When I was a child, I would take long walks down unpaved, winding country roads. Much of the land was undeveloped and sometimes there was two, three miles distance between houses. Often, I would hear a cow mooing in a pasture to my right or left, tiny birds chirping happily, even the occasional buzzard or chicken hawk overhead.
It was so quiet, I could hear voices on the telephone wires strung on wooden poles alongside the roads. (I was a bit curious as to how the faint voices could 'leak' from the wires. I'm sure there is a logical explanation though I never bothered to research. Sounds like a good rainy day project). Other than that, the world was virtually silent. Even the sound of an approaching A or B model Ford was pretty much a rarity.
As years passed, not for once did I ever think I would again experience that pristine quietness. And yet, I have.
With all the horrific tragedies brought about by the recent pandemic, also came a small, sweet reward to my doubting mind...silence.
There is virtually no traffic in my area at this time. And while it would be nice to hear the laughter of children playing in their back yards, strangely, I hear almost none.
For me, silence produces feelings associated with peace. I like that. But I'm not naive enough to think it would produce the same feelings in children with energy to burn. Their brains crave learning and knowledge. Sadly, with the onslaught of incoming data, comes noise to which they have become accustomed. It's unavoidable.
Still, there might be some advantage to our children experiencing this temporary quiet period in their lives. Maybe fifty years from now, with the world as we know it, a long gone thing of the past; they will reflect on the present quietness and maybe even relate to their grandchildren how at the time the silence seemed so boring and restrictive; in retrospect, it was indeed quite nice.

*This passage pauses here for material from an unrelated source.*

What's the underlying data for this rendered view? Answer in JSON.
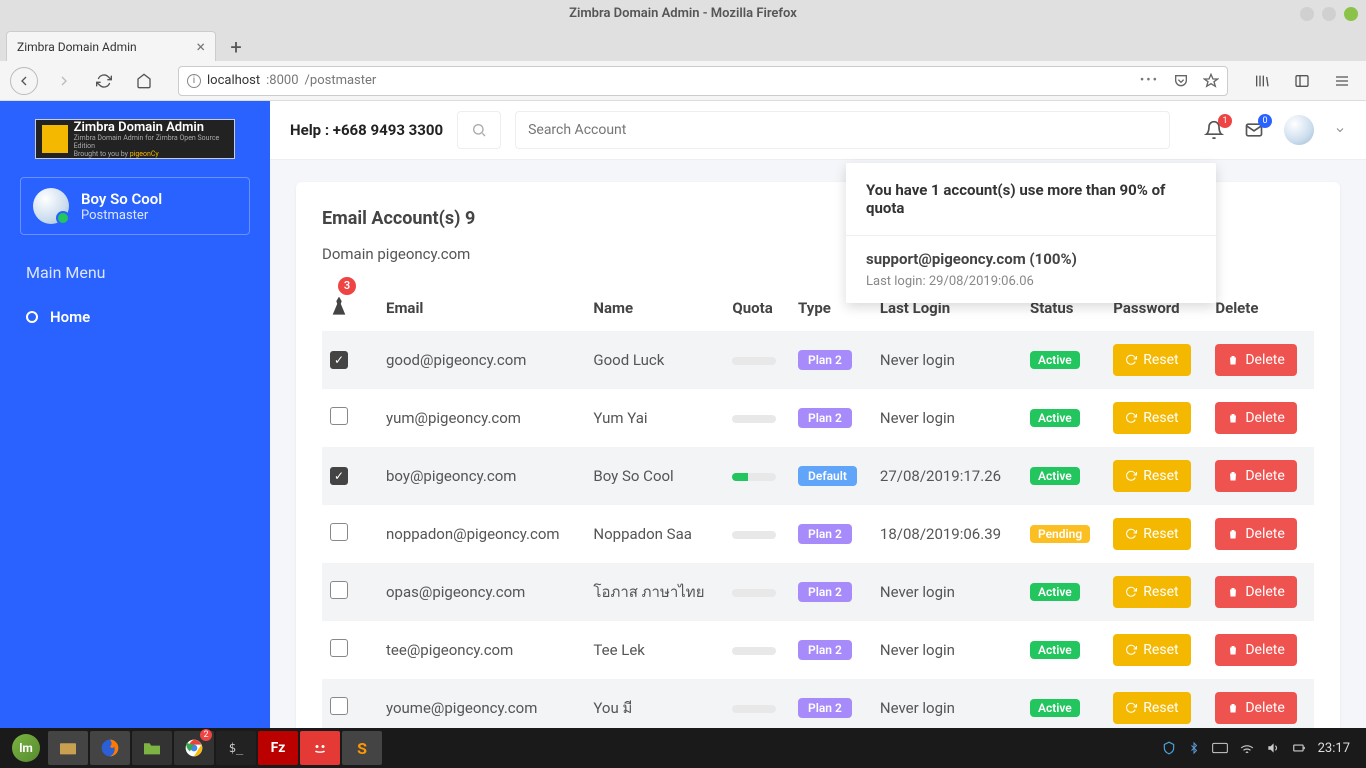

Silence puts you in a place closer to your own self. A therapeutic place we need occasionally in our hectic lives. In our rush to get things back to 'normal', let's not forget to take advantage of the current quietness. It might just be the last time you will ever have the opportunity.
Silence truly is golden.

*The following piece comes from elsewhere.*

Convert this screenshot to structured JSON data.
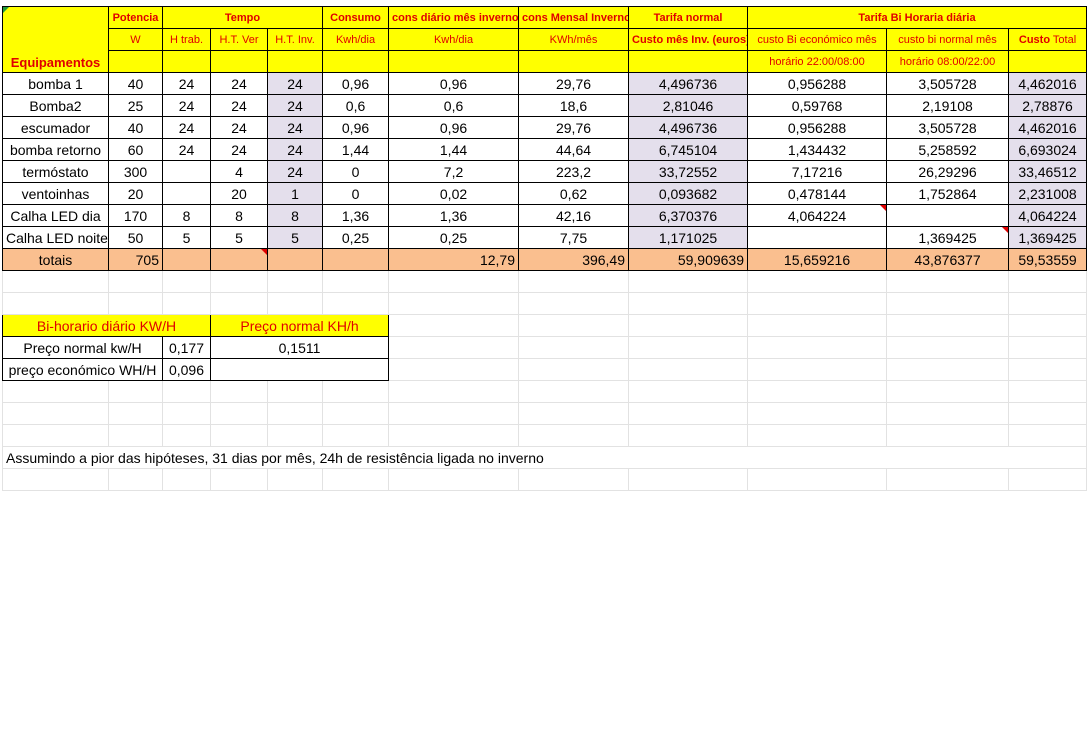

We had a phone line from our house to my grandmother's house and there were two other houses connected to it as well. It was before we actually got phone service on our road. It was an old crank phone.
I am lucky enough to live in a place where I have the kind of silence you describe 99% of the time (motorcycle weekend excluded).
have to agree-its altering now-nearly back to normal,but the quiet roads and paths were wonderful the first few weeks.i love the peace! i love music,too,but rarely have it on at home because i prefer the quiet - glad im not the only one!x
You brought back memories, Likekinds. Kids now don't know what they are missing.
Marg from England.